鳥飼 将雅
出版者
ロシア・東欧学会
雑誌
ロシア・東欧研究 (ISSN:13486497)
巻号頁・発行日
vol.2018, no.47, pp.98-116, 2018 (Released:2019-10-08)
参考文献数
20
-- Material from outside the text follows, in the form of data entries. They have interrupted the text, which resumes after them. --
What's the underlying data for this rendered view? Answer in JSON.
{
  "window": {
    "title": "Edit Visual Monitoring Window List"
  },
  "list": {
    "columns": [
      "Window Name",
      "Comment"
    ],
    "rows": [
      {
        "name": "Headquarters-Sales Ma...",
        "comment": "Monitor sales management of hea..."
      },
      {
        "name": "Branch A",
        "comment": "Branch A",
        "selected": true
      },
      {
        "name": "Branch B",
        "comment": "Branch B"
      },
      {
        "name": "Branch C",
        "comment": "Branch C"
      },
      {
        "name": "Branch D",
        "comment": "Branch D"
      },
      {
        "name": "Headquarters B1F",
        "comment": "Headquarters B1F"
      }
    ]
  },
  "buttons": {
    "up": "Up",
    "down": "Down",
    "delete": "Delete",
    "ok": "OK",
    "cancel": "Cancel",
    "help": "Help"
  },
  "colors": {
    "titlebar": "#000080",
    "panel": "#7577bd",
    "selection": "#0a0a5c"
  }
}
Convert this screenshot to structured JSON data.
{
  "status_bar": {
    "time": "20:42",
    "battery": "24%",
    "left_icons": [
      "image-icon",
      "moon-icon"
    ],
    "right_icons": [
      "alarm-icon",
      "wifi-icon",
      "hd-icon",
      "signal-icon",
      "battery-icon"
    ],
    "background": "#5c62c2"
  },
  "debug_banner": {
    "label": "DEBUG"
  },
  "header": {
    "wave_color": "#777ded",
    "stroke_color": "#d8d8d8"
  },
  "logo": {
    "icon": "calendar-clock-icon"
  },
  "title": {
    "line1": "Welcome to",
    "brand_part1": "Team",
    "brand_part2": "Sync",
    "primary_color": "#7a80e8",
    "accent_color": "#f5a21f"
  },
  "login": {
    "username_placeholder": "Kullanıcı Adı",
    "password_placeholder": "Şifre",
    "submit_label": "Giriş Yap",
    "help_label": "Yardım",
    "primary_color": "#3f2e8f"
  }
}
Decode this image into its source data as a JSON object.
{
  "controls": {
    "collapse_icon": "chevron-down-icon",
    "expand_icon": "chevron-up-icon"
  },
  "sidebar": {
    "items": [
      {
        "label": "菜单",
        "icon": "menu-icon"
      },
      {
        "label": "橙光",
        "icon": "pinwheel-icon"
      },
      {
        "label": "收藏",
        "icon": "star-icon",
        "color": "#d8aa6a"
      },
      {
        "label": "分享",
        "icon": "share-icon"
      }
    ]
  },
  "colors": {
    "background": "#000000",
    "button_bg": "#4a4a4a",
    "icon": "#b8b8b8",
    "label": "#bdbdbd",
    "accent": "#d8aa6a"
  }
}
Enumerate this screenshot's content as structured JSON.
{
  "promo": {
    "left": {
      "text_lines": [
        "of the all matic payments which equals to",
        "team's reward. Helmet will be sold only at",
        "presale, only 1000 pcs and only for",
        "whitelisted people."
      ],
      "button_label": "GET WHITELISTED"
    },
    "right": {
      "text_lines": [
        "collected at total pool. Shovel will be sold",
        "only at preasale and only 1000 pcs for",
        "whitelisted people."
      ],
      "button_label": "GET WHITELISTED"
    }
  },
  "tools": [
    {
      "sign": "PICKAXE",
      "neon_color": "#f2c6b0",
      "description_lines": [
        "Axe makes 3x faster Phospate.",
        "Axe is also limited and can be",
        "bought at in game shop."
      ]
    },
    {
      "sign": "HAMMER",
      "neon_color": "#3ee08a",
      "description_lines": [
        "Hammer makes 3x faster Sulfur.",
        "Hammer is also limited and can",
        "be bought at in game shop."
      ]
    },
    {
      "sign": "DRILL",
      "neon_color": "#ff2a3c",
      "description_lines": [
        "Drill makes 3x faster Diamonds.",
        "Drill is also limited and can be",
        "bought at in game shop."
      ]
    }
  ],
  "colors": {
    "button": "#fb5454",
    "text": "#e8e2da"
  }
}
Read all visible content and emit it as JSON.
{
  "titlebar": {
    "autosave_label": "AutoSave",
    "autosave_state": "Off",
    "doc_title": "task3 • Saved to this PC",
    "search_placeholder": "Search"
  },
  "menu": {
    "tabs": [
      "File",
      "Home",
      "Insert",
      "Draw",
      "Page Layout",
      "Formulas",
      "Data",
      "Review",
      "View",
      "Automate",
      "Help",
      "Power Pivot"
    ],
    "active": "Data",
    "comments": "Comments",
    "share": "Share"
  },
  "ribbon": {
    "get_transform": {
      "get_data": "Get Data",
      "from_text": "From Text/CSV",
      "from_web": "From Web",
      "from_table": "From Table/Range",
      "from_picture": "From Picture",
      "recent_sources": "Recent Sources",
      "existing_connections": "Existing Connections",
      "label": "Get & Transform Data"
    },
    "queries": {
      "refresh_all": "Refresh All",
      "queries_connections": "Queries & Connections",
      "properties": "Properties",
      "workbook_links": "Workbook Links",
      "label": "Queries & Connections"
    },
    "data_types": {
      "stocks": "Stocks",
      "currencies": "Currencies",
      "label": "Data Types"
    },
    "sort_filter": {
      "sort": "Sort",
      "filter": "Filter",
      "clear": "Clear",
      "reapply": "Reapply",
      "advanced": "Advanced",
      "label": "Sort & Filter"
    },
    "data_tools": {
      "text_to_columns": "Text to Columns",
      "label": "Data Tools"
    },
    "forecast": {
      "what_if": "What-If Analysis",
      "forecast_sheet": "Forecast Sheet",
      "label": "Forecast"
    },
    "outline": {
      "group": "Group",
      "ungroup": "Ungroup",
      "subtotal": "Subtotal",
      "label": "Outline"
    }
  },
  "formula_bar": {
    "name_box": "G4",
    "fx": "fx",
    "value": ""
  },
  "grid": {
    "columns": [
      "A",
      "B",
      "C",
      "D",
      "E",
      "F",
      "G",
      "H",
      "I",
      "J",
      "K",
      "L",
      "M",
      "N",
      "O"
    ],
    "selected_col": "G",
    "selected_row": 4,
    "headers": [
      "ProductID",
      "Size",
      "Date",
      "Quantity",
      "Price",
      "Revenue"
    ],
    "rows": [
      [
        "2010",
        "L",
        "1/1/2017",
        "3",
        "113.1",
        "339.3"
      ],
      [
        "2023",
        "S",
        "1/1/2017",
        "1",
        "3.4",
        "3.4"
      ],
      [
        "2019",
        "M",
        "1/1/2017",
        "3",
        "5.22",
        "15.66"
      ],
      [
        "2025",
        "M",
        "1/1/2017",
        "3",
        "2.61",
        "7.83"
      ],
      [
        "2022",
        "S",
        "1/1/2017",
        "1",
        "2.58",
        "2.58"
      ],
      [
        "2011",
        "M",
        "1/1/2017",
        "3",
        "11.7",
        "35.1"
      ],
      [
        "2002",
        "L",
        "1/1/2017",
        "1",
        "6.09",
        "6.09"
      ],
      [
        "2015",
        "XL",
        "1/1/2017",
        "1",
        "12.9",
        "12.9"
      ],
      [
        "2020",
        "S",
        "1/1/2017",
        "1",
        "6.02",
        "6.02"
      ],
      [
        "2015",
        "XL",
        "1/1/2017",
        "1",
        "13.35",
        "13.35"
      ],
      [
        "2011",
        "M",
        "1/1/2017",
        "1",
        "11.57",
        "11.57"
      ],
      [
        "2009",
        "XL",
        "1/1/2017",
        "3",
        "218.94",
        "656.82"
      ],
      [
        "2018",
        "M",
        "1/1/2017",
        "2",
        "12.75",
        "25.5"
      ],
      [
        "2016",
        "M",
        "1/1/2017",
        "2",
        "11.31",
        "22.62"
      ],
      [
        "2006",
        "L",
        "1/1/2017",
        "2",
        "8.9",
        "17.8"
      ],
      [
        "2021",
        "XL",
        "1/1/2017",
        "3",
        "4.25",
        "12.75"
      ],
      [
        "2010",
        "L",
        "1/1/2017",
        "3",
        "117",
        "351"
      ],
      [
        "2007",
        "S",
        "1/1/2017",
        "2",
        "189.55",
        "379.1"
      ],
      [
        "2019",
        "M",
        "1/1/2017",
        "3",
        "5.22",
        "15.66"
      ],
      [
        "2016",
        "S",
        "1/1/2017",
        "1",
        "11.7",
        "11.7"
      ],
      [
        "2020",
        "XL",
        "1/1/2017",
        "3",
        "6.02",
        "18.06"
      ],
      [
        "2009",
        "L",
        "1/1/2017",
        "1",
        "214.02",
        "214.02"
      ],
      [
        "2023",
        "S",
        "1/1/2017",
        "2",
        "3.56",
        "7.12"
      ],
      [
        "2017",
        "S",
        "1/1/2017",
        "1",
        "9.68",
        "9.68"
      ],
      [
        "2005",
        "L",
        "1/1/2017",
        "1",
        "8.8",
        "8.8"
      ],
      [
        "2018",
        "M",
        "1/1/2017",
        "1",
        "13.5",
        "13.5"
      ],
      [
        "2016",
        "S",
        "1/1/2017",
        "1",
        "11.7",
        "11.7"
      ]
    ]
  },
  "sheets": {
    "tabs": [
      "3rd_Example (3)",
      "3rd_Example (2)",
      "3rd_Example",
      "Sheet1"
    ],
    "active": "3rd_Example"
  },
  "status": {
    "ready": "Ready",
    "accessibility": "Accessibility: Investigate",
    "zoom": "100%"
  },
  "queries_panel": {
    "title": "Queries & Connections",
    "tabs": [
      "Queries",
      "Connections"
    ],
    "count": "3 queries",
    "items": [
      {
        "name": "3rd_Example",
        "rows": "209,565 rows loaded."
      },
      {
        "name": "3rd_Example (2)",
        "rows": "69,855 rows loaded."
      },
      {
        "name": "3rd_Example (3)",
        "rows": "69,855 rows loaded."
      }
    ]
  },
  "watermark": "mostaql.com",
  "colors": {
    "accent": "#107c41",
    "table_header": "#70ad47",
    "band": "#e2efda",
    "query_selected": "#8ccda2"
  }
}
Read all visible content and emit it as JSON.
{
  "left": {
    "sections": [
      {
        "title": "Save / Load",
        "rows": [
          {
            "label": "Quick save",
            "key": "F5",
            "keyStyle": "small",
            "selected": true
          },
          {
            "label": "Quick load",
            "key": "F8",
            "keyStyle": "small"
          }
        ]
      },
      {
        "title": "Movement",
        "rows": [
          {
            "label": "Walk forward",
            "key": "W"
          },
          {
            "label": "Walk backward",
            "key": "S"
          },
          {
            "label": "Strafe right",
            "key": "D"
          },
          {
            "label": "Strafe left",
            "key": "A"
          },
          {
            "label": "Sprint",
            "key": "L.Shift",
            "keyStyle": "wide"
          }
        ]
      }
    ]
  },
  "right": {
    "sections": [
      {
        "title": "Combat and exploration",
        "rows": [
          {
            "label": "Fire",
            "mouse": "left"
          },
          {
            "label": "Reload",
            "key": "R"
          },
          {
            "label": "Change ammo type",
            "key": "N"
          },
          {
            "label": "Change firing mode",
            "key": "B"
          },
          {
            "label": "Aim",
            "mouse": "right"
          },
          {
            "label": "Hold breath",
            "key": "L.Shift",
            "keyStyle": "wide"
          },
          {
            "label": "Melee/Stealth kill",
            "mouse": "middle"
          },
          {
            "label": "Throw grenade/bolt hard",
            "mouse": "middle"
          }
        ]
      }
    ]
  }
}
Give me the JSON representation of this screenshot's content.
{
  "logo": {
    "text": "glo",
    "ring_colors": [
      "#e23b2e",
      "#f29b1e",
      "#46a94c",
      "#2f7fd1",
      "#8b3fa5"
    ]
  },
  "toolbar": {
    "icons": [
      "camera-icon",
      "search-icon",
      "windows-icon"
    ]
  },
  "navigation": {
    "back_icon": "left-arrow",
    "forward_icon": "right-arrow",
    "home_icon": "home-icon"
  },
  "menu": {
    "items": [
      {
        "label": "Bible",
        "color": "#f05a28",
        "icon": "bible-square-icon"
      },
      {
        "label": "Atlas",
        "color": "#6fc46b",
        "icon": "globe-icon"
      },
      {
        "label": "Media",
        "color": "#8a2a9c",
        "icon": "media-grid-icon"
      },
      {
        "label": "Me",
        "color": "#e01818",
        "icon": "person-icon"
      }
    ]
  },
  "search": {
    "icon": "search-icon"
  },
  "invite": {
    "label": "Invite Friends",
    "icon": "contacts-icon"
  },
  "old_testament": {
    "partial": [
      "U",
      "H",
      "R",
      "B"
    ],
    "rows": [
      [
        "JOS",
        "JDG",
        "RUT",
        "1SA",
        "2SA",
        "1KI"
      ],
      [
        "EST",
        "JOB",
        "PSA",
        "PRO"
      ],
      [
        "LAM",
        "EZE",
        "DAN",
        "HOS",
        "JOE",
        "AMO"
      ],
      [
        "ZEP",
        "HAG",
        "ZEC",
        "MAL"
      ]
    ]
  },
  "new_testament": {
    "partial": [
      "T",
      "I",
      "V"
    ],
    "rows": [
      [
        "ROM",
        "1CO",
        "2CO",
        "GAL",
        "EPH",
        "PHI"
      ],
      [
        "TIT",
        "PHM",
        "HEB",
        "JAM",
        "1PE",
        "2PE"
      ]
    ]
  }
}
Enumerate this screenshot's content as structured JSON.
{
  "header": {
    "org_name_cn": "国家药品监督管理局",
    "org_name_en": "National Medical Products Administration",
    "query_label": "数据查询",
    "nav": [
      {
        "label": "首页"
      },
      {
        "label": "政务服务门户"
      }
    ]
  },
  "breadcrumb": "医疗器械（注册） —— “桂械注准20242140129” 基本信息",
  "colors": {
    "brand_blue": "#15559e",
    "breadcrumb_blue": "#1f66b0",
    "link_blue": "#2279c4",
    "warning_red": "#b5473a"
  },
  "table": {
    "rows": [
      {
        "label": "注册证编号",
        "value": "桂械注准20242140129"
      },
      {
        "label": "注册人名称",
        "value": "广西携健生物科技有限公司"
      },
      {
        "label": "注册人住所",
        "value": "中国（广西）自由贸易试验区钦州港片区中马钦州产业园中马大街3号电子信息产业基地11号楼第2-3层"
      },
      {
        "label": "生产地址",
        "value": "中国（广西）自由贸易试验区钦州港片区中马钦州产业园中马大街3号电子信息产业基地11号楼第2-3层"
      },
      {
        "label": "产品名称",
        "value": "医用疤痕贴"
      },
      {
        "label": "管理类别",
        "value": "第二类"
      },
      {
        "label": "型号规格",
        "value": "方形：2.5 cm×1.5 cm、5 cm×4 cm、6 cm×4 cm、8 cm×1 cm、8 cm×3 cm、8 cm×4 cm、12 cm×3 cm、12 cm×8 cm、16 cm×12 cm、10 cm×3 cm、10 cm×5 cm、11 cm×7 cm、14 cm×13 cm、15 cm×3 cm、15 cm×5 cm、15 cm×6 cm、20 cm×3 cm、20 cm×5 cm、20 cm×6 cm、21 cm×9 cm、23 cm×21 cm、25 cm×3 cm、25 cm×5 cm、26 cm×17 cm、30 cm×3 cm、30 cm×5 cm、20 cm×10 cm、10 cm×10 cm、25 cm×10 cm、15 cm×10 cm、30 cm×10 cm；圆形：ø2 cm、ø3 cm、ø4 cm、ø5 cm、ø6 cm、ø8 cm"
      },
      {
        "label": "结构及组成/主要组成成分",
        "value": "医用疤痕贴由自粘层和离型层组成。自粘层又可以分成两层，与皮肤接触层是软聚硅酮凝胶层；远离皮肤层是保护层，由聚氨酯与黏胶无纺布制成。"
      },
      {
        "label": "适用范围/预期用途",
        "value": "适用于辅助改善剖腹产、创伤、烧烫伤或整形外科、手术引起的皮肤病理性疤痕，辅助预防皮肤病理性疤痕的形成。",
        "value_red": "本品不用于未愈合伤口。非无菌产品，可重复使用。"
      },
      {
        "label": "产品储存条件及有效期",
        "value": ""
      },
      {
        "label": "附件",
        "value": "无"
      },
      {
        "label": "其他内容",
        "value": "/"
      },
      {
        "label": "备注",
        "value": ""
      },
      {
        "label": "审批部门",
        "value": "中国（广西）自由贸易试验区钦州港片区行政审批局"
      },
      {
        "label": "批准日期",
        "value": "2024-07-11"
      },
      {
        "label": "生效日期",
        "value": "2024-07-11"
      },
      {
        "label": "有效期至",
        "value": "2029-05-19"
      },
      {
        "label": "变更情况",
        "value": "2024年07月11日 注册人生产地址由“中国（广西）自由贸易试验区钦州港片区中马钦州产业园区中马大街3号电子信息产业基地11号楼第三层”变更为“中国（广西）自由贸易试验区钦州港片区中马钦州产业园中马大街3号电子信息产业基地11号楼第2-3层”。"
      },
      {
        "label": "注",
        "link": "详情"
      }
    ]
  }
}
Although the political processes in specific regions of Russia have attracted much scholarly attention since the collapse of the USSR, the number of case studies involving the North-Caucasian ethnic republics has been quite limited. Consequently, a rather shallow and stereotypical understanding emphasizing only limited aspects of the politics in these republics has been represented in the academic discussion. Building on information from local news-sources and interviews in Dagestan, this study highlights three overlooked but important aspects: (1) the consociational nature and instability between the regional and municipal governments in Dagestan politics, (2) the uniqueness of electoral mobilization in Dagestan, and (3) the struggle to consolidate the power vertical following Ramazan Abdulatipov’s appointment as the governor.The consociational nature of Dagestan politics, particularly in the 1990s, has been discussed by several specialists. While this uniqueness was guaranteed by the legal and constitutional framework of Dagestan, the Kremlin’s initiative to force regional governments to revise regional laws to comply with federal laws removed these constraints. However, by scrutinizing the composition of the regional assembly, this study shows that the balance of power among ethnic groups has been maintained informally in contemporary Dagestan. Moreover, an analysis of municipal level elites reveals the independence of diverse actors in Dagestan’s politics, which has resulted in an unstable regime.This study also highlights the difficulty of aligning our understanding of electoral mobilization in Dagestan with the general conception of political machines in the non-Russian ethnic republics. Although, as the literature on Russian electoral politics points out, turnout and support for incumbent candidates and parties in federal-level elections are extremely high in Dagestan, mayoral elections have proved highly competitive, implying that electoral mobilization in Dagestan is not controlled by the regional government but rather by clan groups whose activities are rampant at the municipal level. This finding demonstrates the need to modify the prevailing concept of Russian political machines, which has been based mainly on case studies of ethnic republics such as Tatarstan, to explain Dagastanʼs uniqueness.Finally, governors recently sent from the center have begun to establish the power vertical in Dagestan in order to enforce stable rule by the federal government. The fourth governor of Dagestan, Ramazan Abdulatipov, was the first outsider governor in Dagestan since WWII. His close relationship with the Kremlin enabled him to neutralize several local clans that were firmly rooted in specific municipalities, although this attempt was left incomplete. His successor, Vladimir Vas’liev, had had no ties whatsoever to Dagestan prior to his inauguration as governor. Given his efforts to thoroughly transform Dagestan’s politics, there is an urgent need to observe whether this transformation, with support from the Kremlin, will succeed.Whereas the main focus is on the contemporary political process in Dagestan, the implications of this case study offer a deeper understanding of Russian federalism during Putin’s presidency. Study findings also show the importance of case studies focused on specific regions, even in centralized Russia, in order to expand our understanding of federalism and electoral politics in Russia.